Jane Costagliola, 57, of Staten Island, is both a “No Limits” club member and a floor manager for the studio. Her speech Saturday focused on the importance of visualizing what you want in life as a tool for self-improvement, arguing kids should be taught to daydream. Throughout the taping, when she wasn’t speaking, she was giving stage directions to other members (and this reporter, who had to be told to sit down). The interview has been edited for clarity and length.
How long have you been in Toastmasters? How long have you been in “No Limits”?
I joined Toastmasters in April, and I came to my first meeting in May. I actually just joined this club today, but I’ve been on the show four times [as a guest]. I maintain the other club also. A few of us have what they call a dual membership — I’m involved in two. The other one is Richmond County.
What are the benefits of being in two clubs?
The benefit is being able to do more speeches. By doing more speeches you’re able to have a quicker progress. I have completed my "Competent Communicator" and I’m now working on my advanced manuals, so I’m really at the beginning.
How do you decide what your speeches are going to be about?
I follow the Toastmasters manual. I look at the manual, and today’s speech was inspiration — how do you inspire somebody? Then I look at what’s going on in my life — how can I utilize what I’m studying in my life? I do a lot of personal development. I have been working on visualization so I felt that would be a good way to inspire people.
What has your development been like since you started? How have you seen yourself improve?
I’m much more comfortable being at the podium, or being at the desk. I become aware of my “ums” and “nows.” I still do use them, but it strikes a chord, so I remember not to do it next time. It makes you aware of the words that you’re using when you speak.
That leads into my next question — do you integrate what you learn from Toastmasters into your daily life?
Table Topics is a great off the cuff experience — you have to give a one to one-and-a-half-minute evaluation off the cuff. So that prepares you for when you’re speaking in public. When we evaluate people, we evaluate certain things for each speech, [so] you become aware of these things in your daily life: How you present yourself, the words that you use, the topics you may speak about. You become much more well-rounded.
What are the challenges of doing this on television?
The challenge of doing it on television is you really are limited on your time. The speech I gave today should have been eight to ten minutes, but because I was doing it on TV I was limited to seven.
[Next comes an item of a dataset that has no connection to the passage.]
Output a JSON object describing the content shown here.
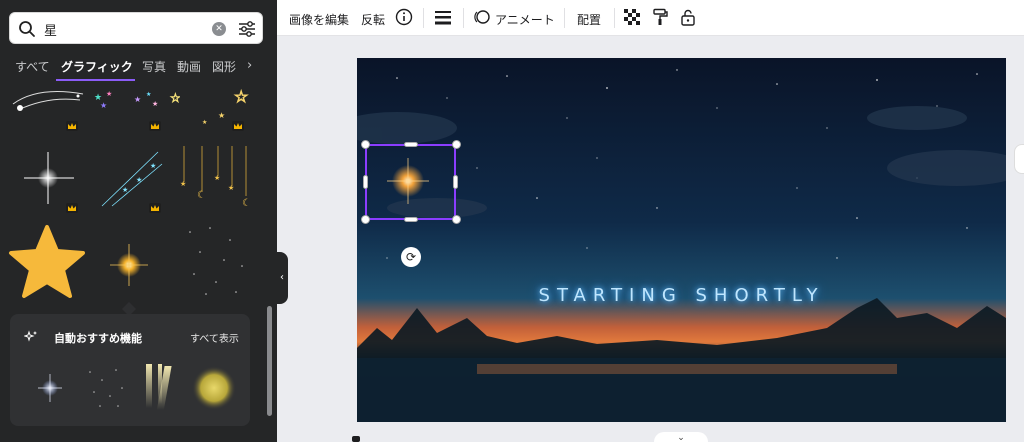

Also how I look — I’m more aware. I’m going to put lipstick on, make sure my hair looks good. I wouldn’t normally do those things.
Does it make you more nervous?
Maybe the first or second time — now, I think I’m more accustomed to it.
How do you like being a floor manager?
Today was my first day! I love telling people where they have to be and what they have to do. And they listen to me — it’s not like with my children. People listen to me, they thank me! Here, most of us [have jobs] if you want to be involved, and I do — I love to learn what the back end of things are. So I enjoy that.
Does it make you feel more plugged into the community?
Oh, definitely. And especially when it’s on TV, and somebody might say, “Oh, I saw it!”